/---
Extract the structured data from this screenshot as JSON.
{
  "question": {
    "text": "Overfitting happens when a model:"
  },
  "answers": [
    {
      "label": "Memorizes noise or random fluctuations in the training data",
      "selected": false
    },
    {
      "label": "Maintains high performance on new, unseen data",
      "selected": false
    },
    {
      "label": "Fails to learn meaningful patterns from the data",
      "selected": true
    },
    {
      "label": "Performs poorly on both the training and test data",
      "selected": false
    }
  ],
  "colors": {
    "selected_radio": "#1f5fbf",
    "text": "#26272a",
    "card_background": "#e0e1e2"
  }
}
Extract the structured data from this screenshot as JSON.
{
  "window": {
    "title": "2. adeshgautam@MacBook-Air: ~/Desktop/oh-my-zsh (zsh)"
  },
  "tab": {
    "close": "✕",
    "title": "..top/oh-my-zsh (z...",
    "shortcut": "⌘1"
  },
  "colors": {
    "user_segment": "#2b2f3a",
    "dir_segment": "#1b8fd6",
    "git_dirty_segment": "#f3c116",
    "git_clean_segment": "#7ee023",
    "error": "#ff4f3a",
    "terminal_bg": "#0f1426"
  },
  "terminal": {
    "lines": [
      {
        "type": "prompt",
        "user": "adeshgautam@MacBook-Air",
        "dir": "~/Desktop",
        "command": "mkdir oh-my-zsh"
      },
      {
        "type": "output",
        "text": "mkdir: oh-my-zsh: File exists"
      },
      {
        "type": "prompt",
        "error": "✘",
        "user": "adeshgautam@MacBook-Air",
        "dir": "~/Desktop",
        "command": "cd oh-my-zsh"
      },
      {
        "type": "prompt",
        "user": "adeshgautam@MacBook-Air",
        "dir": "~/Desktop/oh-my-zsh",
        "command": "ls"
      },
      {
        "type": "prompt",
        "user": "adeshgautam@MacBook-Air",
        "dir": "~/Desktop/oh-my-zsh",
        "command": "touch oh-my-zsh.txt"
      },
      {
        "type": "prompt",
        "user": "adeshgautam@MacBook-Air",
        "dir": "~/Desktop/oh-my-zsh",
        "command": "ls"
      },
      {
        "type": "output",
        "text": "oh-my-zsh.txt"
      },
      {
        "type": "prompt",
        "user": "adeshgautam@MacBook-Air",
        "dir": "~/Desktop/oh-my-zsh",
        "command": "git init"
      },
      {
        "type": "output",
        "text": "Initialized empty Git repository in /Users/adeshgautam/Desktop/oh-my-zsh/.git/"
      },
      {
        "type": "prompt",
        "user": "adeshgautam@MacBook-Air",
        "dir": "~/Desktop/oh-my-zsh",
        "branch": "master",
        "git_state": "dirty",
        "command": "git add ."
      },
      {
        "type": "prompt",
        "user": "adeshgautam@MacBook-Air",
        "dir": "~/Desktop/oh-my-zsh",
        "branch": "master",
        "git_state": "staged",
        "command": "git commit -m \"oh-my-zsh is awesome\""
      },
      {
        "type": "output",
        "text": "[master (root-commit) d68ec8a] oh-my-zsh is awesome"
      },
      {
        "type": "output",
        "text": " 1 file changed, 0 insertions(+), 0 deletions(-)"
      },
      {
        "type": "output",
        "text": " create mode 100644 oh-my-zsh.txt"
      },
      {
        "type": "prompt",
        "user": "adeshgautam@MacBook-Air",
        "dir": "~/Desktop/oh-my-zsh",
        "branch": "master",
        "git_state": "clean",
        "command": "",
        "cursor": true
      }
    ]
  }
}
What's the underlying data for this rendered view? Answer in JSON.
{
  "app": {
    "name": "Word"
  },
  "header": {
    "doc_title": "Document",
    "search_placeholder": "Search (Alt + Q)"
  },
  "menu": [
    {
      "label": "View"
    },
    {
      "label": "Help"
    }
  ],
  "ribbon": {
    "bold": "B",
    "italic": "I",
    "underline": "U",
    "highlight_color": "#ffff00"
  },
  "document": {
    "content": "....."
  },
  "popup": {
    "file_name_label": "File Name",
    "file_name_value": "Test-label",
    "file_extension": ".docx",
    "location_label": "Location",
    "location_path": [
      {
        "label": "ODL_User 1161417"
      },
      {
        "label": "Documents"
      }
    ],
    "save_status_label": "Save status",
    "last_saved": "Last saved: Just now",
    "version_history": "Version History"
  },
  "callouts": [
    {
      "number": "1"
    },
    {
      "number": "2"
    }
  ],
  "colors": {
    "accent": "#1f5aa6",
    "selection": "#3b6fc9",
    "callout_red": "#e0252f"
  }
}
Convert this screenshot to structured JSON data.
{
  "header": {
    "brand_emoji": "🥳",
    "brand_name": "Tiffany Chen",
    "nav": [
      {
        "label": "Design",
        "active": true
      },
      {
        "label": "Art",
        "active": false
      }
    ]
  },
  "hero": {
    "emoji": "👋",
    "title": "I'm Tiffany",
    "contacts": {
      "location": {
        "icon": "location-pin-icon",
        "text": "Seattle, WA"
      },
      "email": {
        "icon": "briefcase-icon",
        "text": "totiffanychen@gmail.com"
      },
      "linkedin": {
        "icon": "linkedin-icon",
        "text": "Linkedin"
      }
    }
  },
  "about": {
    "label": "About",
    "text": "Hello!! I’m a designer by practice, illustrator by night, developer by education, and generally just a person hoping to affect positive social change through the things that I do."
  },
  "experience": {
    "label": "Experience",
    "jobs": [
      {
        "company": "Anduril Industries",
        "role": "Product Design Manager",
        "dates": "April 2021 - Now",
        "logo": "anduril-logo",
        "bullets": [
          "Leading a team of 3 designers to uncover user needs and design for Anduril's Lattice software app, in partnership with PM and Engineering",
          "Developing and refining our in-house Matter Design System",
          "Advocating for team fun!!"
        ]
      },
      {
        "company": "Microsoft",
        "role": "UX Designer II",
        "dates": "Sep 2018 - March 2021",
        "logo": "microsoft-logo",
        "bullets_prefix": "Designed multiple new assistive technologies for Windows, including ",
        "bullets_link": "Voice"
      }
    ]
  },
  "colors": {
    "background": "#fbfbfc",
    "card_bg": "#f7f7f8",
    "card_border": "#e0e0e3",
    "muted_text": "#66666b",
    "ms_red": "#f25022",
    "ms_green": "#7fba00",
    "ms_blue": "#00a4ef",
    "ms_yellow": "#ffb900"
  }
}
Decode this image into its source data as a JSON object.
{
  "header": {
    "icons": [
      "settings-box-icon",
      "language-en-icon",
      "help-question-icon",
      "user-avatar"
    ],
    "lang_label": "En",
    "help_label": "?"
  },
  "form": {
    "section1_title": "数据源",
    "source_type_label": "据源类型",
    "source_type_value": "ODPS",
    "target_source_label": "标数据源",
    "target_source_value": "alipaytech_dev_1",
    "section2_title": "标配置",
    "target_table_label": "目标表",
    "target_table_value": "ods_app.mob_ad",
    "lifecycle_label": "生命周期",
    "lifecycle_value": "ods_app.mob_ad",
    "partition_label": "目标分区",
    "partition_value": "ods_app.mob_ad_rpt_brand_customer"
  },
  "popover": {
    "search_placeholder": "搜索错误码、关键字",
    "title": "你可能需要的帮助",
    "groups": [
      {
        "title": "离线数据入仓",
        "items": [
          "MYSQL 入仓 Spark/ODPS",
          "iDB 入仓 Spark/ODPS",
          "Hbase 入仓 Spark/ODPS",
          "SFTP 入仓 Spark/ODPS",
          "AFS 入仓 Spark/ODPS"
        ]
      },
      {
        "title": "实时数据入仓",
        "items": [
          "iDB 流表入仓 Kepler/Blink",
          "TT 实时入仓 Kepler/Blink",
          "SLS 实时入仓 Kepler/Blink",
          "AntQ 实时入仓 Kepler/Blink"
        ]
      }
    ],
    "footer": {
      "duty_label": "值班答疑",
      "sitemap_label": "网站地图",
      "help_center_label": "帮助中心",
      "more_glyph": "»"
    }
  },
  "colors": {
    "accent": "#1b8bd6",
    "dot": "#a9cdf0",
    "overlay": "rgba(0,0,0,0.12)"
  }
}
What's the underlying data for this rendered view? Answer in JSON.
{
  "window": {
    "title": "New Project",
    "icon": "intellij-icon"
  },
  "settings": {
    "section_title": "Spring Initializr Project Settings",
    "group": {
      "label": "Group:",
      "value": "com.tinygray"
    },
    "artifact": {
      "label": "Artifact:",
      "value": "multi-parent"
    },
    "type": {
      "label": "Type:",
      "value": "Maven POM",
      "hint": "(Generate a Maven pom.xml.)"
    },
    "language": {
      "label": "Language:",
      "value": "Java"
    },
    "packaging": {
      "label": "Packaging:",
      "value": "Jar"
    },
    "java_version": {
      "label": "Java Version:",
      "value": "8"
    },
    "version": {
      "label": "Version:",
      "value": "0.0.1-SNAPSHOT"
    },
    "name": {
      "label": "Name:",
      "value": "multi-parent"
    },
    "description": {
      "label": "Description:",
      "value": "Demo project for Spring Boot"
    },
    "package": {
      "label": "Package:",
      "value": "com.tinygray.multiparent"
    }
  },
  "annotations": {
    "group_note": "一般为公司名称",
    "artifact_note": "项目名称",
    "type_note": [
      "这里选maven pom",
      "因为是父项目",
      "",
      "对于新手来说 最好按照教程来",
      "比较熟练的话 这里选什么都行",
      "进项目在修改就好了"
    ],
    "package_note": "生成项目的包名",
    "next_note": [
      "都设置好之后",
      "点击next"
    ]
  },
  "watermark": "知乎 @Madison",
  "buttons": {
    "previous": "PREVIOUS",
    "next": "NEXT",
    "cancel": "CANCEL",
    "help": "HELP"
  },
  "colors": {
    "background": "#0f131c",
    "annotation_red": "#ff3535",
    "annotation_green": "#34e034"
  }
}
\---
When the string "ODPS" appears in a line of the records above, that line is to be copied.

    "source_type_value": "ODPS",
          "MYSQL 入仓 Spark/ODPS",
          "iDB 入仓 Spark/ODPS",
          "Hbase 入仓 Spark/ODPS",
          "SFTP 入仓 Spark/ODPS",
          "AFS 入仓 Spark/ODPS"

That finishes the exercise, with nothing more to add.